I remember the European Championships in 2004. Wayne Rooney was a special player in that tournament, and I definitely cried when we got knocked out then.
I played in different positions as a kid, and it helped me learn different parts of the game, but I found that I was always scoring goals, and that continued as I got older. I've always enjoyed scoring, and it seemed to come naturally. Fortunately, that has carried on into my professional career.
Maybe when I was younger, people didn't always believe in me; they didn't think I would make it to where I am now.
You come up against challenges in life, and it's how you deal with them that defines you.
Now we've got a little daughter; me and the missus won't talk about football as much.
In football, you have to grow up quickly, and you're generally more mature than other people your age.
There's no point playing up front just because you want to be the one who scores the goals. Make sure you have a knack for it.
I want to be a player that does everything he can to reach his ability, and I'll do that.
A lot of people say second seasons are harder than the first because people are now expecting you to do stuff, so yes, that's down to me to work hard and try and improve and, like I say, just letting my football do the talking.
I went to see England against Switzerland at Wembley with my dad and brother, too. That was in 2008, Fabio Capello's first game in charge. Jermaine Jenas scored, and we won 2-1. I remember the national anthem was incredible. I sang it with pride - always do.
It is about that self-belief, that self-drive, that has got me to where I am now.
If I can be a role model for kids, then that's fantastic. That's what I want to do.
In a game, you never know what chance you're going to get, so I try and cover all bases and make sure I'm ready for that chance when it comes.
London derbies are that little bit more special; there's that little bit more feeling.
I'm at my most comfortable out on the pitch when I'm in front of goal with the ball at my feet. It's about being used to certain situations, and with time, you will find, chances don't get snatched at.
I've always wanted to be a footballer, and I've always believed that's the path I was going to go down.
It isn't hard to practise finishing. You can do it on your own: just take a couple of touches and shoot at goal. You can do it with whatever equipment you have.
Sometimes, I put a couple of mannequins on the edge of the box and do these things called bounce balls. You pass against it, and it comes back; you take a couple of touches 'round the mannequins and shoot.
The more players who come through the academy and make it into the first team, that's what we want. Not just for the club but for the country. If they're young English players coming through, that's fantastic. I'm happy to be part of that.
Heading is still a vital part of being a striker, and it isn't about being the biggest player. Heading the ball is about timing, so work on that in training.
I remember washing Robbie Keane's boots and asking him a few questions. It's stuff you remember as a kid.
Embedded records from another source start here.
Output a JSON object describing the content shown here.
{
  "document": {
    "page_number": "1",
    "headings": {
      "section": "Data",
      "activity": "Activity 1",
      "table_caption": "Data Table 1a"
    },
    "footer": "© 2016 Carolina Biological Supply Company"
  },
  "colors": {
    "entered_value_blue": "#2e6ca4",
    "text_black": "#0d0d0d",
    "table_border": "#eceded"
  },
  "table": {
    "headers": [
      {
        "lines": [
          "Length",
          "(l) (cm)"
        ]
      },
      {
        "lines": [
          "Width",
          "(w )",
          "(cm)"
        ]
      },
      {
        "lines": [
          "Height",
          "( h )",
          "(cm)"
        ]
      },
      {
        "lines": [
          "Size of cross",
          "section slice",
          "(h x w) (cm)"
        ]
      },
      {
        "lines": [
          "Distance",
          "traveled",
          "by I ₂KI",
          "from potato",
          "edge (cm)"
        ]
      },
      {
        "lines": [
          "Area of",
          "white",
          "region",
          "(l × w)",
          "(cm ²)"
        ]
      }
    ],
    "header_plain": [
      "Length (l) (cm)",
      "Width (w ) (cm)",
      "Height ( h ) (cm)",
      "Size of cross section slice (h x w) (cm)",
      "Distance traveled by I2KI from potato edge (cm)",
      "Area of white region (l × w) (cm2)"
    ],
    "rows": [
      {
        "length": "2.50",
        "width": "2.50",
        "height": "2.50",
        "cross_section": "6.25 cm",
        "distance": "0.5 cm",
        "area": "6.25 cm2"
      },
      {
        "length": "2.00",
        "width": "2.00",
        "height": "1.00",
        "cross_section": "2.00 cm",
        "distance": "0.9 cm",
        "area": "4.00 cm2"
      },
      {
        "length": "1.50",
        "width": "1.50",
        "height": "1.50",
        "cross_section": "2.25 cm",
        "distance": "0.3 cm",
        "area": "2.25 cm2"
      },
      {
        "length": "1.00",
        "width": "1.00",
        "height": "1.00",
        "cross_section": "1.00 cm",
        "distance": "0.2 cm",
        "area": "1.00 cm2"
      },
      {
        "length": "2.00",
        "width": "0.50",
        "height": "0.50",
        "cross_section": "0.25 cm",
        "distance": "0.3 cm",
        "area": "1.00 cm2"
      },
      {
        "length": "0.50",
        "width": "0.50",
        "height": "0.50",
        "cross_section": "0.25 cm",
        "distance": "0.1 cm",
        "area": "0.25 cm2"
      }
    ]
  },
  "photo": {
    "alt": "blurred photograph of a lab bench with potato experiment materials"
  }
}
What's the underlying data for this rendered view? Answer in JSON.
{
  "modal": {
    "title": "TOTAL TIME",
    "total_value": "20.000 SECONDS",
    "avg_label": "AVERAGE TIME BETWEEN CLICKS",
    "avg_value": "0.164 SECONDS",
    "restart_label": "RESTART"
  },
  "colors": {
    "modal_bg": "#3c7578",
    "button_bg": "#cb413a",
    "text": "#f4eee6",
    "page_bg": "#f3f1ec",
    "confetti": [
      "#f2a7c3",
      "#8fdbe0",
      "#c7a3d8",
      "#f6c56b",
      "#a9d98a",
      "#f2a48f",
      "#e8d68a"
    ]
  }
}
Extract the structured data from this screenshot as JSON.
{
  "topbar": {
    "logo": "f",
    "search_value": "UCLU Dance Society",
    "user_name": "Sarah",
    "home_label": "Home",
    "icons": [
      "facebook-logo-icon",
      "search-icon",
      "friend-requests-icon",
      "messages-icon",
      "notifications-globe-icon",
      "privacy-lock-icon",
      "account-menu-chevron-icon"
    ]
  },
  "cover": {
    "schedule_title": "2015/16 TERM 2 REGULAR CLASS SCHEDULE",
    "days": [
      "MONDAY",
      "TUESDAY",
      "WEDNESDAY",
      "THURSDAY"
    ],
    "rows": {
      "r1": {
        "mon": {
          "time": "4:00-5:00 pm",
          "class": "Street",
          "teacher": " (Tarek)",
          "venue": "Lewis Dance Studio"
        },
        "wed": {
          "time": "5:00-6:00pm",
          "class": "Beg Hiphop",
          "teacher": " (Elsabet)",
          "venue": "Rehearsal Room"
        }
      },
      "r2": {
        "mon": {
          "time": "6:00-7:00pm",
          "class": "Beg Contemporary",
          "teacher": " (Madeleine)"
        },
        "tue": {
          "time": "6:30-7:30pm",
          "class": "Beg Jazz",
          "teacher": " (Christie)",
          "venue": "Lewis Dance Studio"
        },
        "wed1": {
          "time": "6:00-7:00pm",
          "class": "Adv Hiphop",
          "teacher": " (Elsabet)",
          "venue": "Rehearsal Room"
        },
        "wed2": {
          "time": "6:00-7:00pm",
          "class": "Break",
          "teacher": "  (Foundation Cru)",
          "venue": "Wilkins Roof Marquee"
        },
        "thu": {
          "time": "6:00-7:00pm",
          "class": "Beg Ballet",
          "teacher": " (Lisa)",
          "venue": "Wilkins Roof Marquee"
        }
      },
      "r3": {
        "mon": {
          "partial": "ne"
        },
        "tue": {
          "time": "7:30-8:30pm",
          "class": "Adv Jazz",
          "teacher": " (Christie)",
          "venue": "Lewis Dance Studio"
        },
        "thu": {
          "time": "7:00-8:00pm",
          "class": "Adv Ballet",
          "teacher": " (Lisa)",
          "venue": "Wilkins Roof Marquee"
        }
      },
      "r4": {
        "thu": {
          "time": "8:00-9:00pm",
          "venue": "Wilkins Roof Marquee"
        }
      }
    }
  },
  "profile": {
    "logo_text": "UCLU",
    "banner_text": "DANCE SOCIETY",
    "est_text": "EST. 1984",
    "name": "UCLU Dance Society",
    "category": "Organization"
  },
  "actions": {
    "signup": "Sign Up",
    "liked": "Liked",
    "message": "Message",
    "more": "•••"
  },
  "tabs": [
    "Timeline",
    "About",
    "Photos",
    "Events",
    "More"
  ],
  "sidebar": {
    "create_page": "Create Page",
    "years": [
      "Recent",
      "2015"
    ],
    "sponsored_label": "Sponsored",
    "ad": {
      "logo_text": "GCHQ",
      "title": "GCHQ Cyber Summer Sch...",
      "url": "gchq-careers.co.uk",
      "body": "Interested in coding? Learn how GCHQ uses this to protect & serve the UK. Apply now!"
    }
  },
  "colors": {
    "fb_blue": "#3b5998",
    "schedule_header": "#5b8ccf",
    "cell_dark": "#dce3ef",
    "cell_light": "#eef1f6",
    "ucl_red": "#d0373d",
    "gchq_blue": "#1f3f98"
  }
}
You take that on and make sure you're a bit more hungry to go on and do what they've achieved.
The Under-21s was a good experience for me and one I will take into the Euros.
It is about doing everything you can so your body can perform at the highest level.
I do a lot of body weight stuff, power work, with your legs as well. There are weights involved now and again. There is a bit of mixture.
I am quite a calm player. I do have a go at players and refs in the heat of the moment, but I never throw my toys out of the pram.
Anything I can do that will help me and the team, I'm happy to do it.
Getting respect from the opposition is a nice thing.
I play my best football when I'm calm mentally.
I don't want to do all weights. I want to get strong using my core and my natural power.